Entries from a dataset of interfaces:
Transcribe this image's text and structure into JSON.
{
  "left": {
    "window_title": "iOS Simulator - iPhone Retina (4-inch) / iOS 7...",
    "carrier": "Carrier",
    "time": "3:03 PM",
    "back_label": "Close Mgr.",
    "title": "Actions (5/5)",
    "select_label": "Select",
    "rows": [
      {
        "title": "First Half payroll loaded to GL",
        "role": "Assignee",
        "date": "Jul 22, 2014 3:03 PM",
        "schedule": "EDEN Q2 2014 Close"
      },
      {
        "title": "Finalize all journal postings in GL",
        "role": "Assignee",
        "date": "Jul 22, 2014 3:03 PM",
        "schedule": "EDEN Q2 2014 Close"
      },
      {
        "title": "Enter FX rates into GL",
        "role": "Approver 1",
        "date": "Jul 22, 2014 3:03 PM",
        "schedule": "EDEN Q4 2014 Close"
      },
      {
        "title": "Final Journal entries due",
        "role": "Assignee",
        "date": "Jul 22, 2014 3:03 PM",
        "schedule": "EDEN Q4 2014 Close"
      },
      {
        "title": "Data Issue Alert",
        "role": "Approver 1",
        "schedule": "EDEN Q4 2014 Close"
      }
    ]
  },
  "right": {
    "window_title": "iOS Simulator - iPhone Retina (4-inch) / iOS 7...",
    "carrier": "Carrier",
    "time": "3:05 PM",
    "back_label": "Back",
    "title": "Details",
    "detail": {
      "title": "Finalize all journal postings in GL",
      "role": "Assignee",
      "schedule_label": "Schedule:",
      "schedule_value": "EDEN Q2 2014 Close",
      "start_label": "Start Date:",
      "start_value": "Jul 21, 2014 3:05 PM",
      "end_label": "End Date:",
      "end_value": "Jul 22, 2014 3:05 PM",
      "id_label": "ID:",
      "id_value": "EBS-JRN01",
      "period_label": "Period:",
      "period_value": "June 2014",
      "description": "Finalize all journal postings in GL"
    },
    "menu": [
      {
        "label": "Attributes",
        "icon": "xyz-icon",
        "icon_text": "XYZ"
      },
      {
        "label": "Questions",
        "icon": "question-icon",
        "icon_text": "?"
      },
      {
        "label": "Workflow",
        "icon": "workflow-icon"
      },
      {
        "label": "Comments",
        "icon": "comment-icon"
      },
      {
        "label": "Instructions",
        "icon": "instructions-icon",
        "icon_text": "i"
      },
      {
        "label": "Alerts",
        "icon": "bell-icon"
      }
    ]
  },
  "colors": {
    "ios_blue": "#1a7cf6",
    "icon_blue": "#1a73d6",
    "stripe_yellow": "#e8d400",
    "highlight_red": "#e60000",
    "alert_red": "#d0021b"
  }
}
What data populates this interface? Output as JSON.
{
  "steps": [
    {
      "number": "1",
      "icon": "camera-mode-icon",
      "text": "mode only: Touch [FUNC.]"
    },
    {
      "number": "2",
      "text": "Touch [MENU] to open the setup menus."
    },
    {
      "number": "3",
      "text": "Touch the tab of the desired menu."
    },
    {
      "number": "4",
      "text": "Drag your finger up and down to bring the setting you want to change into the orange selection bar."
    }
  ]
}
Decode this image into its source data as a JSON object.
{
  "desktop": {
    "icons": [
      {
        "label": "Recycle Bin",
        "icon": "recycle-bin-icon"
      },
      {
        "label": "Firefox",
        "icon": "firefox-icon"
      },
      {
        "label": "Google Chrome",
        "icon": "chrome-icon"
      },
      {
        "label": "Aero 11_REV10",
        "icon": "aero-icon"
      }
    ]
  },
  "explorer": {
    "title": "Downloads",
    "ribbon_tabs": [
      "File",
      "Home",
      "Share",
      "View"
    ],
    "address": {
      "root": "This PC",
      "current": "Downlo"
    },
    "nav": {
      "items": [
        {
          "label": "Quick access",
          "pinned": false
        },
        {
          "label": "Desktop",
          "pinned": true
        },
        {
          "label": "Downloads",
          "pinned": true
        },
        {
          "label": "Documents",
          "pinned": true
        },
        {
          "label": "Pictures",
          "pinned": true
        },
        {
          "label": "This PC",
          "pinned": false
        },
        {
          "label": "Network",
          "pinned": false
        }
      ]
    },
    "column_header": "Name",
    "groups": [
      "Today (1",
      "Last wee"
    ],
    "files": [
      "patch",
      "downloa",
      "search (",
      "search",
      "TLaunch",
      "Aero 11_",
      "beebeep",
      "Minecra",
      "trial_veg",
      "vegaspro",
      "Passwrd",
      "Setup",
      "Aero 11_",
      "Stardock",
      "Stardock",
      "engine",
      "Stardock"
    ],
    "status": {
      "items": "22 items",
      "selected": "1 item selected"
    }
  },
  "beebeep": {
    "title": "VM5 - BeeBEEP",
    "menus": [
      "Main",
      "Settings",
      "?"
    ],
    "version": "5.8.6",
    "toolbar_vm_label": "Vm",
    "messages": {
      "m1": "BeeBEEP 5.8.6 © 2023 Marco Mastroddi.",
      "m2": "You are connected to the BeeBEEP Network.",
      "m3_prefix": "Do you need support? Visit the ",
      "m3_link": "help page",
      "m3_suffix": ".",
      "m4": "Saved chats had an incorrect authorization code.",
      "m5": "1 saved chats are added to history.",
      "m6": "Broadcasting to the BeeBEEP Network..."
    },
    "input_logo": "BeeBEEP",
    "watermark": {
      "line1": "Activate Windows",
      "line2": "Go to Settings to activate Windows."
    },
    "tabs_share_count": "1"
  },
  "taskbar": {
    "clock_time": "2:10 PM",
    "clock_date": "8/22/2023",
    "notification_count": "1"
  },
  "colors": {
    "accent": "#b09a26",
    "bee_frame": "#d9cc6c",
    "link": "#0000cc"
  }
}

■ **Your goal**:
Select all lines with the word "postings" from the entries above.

■ **Response area**:
        "title": "Finalize all journal postings in GL",
      "title": "Finalize all journal postings in GL",
      "description": "Finalize all journal postings in GL"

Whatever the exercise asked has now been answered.